* **Data supplied**
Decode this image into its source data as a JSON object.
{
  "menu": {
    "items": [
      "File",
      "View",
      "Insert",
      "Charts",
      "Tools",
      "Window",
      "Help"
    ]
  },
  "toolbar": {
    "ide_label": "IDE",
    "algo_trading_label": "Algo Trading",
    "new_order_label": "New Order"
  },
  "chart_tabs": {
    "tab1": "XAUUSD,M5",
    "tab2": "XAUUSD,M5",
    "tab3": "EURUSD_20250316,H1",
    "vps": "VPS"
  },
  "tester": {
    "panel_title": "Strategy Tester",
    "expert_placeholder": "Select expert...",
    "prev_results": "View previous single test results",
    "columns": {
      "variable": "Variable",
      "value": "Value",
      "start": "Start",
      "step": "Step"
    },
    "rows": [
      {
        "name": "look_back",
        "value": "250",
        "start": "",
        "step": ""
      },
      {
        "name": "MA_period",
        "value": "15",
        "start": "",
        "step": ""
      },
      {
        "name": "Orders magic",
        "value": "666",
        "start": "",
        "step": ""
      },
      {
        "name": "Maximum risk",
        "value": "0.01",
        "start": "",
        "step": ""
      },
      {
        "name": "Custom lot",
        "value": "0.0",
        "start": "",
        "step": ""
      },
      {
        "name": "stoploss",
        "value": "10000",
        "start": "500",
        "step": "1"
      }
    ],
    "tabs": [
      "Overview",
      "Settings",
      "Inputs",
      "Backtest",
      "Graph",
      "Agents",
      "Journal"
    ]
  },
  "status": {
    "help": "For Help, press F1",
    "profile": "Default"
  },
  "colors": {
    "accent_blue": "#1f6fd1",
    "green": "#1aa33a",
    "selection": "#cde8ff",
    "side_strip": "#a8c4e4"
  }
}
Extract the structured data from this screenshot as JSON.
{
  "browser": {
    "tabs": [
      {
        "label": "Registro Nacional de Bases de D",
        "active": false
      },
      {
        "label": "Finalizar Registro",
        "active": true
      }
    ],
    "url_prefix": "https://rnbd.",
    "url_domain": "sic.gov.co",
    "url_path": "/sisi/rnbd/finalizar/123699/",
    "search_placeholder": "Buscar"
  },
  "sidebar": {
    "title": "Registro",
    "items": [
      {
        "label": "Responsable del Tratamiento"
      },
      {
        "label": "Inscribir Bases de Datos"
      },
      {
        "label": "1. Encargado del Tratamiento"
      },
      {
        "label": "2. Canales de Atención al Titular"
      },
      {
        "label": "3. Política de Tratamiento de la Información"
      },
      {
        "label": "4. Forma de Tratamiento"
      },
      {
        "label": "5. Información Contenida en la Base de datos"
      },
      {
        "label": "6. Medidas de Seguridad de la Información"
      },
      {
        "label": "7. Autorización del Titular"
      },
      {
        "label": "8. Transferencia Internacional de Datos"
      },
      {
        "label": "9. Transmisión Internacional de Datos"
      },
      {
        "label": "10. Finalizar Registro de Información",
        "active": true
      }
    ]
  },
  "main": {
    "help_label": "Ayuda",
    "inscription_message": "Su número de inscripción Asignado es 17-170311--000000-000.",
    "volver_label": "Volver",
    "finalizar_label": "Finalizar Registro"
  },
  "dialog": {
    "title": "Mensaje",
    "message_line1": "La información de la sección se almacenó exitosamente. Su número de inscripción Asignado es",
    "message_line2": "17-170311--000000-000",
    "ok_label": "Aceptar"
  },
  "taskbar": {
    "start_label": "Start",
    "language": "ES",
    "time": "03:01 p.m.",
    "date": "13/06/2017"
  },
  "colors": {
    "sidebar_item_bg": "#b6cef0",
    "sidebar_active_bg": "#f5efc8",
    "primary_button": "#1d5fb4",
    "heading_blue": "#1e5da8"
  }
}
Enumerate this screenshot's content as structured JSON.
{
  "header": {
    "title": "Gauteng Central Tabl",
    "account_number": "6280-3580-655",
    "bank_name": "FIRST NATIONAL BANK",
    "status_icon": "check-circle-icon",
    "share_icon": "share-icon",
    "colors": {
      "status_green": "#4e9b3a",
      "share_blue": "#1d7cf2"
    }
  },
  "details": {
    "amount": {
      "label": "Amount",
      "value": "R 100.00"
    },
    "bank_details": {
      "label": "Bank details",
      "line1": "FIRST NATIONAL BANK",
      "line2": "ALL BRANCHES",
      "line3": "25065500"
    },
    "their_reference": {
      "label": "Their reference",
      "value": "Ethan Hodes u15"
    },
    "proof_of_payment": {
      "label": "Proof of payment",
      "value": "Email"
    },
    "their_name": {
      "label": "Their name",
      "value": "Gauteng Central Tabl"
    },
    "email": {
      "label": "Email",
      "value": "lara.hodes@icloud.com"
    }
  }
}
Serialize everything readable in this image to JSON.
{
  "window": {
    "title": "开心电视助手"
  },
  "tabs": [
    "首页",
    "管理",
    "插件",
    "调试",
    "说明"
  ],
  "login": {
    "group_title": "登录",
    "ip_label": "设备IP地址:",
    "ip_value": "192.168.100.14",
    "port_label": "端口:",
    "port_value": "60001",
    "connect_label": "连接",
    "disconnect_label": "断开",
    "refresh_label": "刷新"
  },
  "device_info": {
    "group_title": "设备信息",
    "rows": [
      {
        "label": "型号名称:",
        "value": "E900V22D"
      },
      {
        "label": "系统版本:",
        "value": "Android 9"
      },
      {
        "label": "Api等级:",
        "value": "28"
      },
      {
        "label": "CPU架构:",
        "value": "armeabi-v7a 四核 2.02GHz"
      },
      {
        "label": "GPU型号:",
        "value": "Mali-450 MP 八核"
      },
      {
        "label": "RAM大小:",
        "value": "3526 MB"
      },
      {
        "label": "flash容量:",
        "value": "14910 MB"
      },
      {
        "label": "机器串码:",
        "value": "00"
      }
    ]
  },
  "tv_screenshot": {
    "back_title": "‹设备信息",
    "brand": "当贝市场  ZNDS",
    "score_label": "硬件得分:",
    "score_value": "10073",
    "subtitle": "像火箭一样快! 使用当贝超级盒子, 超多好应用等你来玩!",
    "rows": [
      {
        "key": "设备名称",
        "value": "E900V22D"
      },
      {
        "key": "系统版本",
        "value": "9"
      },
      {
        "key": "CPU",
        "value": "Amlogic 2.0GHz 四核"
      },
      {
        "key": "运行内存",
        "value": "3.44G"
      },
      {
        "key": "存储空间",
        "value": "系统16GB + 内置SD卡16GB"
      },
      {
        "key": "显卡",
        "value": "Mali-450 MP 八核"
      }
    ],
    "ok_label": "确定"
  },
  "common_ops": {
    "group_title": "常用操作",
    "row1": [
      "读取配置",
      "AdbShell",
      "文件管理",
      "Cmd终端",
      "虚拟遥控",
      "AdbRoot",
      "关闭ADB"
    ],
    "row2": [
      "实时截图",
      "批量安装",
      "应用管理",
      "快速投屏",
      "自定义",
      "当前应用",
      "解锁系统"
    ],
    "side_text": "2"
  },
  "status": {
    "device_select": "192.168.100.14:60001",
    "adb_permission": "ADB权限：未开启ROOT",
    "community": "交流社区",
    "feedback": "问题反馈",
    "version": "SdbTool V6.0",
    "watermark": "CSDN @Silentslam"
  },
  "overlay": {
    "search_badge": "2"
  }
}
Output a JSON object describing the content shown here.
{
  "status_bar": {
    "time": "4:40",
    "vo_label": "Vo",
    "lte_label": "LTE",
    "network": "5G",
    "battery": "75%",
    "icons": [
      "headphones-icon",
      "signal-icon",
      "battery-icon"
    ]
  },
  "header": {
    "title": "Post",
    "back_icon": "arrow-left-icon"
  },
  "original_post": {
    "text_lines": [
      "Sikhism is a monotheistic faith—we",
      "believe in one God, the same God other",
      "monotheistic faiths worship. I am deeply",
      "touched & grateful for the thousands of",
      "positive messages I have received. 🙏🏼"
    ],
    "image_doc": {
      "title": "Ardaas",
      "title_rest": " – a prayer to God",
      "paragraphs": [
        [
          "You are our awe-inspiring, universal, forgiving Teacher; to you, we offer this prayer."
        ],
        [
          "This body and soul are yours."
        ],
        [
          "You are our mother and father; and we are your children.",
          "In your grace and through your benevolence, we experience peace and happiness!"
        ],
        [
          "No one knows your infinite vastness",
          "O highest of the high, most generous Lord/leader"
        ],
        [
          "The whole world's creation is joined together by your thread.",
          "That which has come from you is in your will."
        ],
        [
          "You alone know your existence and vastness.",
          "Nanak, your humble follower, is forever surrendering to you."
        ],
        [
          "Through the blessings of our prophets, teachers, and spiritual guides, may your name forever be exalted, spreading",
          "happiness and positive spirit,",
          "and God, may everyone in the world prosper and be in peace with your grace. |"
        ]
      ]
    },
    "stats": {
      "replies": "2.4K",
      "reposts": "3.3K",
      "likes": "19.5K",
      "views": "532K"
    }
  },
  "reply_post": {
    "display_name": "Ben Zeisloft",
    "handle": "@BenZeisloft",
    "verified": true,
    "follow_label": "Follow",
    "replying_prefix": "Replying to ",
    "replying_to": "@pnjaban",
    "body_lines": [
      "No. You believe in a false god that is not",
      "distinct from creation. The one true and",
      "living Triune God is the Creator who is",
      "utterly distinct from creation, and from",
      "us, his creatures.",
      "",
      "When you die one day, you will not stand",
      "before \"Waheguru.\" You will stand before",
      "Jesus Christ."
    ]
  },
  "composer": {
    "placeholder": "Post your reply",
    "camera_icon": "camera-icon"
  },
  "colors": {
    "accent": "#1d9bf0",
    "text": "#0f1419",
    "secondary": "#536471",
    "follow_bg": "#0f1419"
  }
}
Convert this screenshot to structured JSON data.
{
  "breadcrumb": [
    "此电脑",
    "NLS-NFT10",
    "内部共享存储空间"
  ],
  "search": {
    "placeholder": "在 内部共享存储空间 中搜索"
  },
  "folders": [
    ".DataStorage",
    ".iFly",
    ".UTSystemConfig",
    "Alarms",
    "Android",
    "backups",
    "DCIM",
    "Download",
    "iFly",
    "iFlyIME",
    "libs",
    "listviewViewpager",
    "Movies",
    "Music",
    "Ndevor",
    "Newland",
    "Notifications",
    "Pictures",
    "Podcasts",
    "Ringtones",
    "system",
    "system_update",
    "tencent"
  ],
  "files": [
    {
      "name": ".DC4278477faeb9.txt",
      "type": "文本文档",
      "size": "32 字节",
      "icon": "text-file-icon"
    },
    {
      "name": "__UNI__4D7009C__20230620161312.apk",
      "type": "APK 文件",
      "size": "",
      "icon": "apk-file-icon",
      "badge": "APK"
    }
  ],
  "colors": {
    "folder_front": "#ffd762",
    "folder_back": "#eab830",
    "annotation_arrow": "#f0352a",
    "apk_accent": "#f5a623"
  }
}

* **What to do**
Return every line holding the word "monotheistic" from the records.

* **Response below**
      "Sikhism is a monotheistic faith—we",
      "monotheistic faiths worship. I am deeply",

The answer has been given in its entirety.